[Data about app and page elements]
• • •

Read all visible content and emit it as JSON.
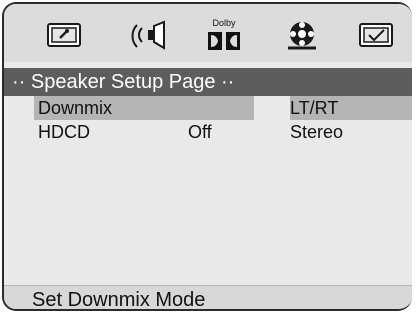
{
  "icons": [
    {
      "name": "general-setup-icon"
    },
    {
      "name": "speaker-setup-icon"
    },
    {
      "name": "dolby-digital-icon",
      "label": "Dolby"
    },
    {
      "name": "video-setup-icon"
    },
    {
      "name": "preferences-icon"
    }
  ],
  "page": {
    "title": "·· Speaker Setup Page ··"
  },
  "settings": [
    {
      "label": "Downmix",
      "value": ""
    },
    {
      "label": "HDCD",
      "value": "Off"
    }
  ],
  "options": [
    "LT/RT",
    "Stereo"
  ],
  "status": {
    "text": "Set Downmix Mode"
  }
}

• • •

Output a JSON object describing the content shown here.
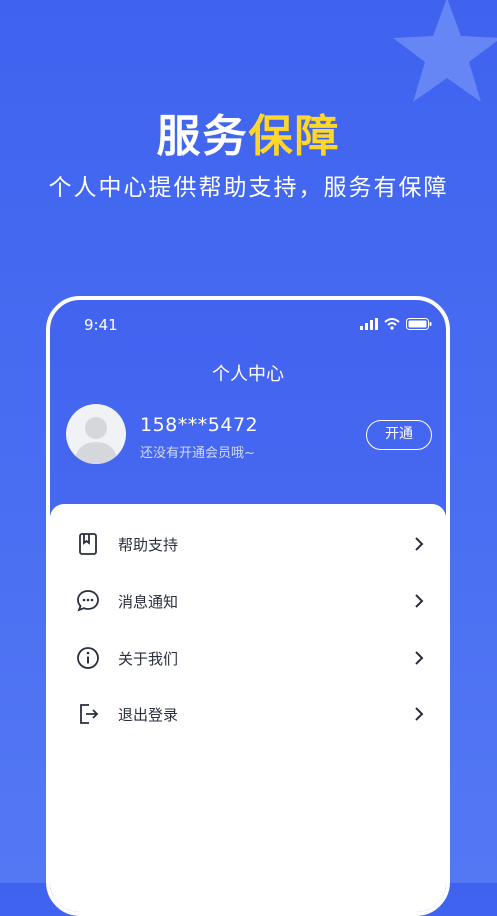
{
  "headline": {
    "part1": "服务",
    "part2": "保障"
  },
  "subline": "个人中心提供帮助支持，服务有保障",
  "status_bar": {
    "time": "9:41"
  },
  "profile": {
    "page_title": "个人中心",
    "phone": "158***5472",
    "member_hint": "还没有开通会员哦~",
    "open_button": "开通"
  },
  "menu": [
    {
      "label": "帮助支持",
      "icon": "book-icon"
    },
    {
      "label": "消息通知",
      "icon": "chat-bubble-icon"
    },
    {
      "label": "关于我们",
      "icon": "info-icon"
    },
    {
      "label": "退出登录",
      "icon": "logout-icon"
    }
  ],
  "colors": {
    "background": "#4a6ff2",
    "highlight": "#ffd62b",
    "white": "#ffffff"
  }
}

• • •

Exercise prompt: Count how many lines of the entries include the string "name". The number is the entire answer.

Problem solution: 5